This time, from what we heard yesterday, it is going to be more evenly spread and certainly it's the forecast at this time. So how it spreads is something that we will keep watching for and not only regional spread but also the spread over the monsoon season like the El Nino effect is going to be in September or later. Therefore, to that degree we are going to see more evenly spread both from time perspective also. I think that's the reason to cheer and optimism at this stage.

Latha: At the moment which crops would you be positive on in India given what you have head from the IMD?

A: The kharif crops; the big one is paddy, oil seeds, sugarcane and cotton. We do not have a minute regional spread but with the indications that we have on all three counts; the quantum, regional spread and time spread, all of these should be looking good. Paddy is typically, there is a small amount of irrigation so normally it is resilient. However, oil seeds, with good rainfall certainly productivity is much better and when there is more water, sugarcane is something where you will see much better yields. To relative to last year we will see a better sugarcane crop. Oil seeds were good last year also. So there will be an improvement in sugarcane and cotton. Paddy and oil seeds will maintain.

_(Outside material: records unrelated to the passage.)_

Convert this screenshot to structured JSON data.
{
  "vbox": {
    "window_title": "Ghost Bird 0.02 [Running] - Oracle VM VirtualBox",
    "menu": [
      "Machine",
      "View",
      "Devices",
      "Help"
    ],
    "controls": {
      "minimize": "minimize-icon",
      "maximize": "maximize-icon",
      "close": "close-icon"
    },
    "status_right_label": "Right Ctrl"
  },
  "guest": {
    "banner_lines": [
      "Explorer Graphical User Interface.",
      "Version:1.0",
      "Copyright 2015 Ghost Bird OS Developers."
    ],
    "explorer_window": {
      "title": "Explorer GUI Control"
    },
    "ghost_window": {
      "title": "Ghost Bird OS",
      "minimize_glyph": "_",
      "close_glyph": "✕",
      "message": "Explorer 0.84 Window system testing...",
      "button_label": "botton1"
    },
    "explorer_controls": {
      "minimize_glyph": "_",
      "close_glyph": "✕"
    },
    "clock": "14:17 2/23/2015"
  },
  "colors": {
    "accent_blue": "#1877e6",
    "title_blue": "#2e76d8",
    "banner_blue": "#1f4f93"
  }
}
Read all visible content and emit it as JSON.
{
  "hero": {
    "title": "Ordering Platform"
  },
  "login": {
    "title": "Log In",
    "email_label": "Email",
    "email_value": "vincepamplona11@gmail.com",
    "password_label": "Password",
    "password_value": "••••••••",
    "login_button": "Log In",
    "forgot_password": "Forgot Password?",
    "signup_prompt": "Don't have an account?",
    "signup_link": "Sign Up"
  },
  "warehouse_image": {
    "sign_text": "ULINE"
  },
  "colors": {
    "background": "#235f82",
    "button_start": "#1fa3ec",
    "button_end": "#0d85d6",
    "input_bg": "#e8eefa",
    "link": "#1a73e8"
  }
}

Latha: Generally would you say that for all industries that are buying food as their raw material, food grains or crops as their raw material, FY18 is likely to be good partly because of the monsoon and partly because the rupee is strong. So even if you are buying edible oils for soaps, you think raw material prices are going to be under control for FMCG?

A: Next year we can look forward to relatively benign raw material prices both from better monsoon and domestic crops and potentially imported at stronger rupee. So, on both counts we should see a more benign price situation.

Anuj: In your nine month business there was a bit of fall in margin and that is why while your revenues went up in the agriculture business, almost near double digits, the profitability went up only 7 percent. Do you see that correcting next year?

A: It's a question of mix in terms of where the opportunities are. Sometimes there are more opportunities and relatively high margins and sometimes relatively fewer margins. So when you look at this, you also see it from a perspective of how much capital is deployed and what kind of return one is getting there. A part of that is on account on mix changing there, the absolute quantum of certain kind of commodities increases in the overall portfolio. However, it's too early to say anything at this stage and we do not give any guidance as to what it would be but one can look with more optimism because there are going to be all-round better crops. So you have more to transact with both from the perspective of sourcing for our FMCG products which is a one key activity and second, also sourcing for other customers both in domestic and global markets. So there is optimism on that count as well.

Latha: A question on demand - if it is a good monsoon how would you look at rural demand as well if you are saying that crop prices will actually be under control partly because of cheaper imports and good monsoon. Won't that be negative?

A: Typically when you talk of good monsoon and very counterintuitively an unhappy person is a farmer. Quite often farmers says a wee bit bad weather leading to slightly lower crop is much better for me for higher prices than very good weather conditions and you have much better crop effectively my income stays the same or comes lower.

So at an individual unit level that is what the perception typically occurs and therefore farmers always look for a wee bit less production than demand because that is how the supply demand dynamics work, but when there is an all-round better crop the absolute total income goes up. So per unit price typically is lower, so farmer is counting - my per unit price has gone down but typically for the same inputs when the weather is good then there is a larger output and therefore even at marginally lower price there is aggregate income which goes up. Therefore, you would have larger quantum of money in the hands of farmers leading to better demand.
First Published on Apr 19, 2017 11:05 am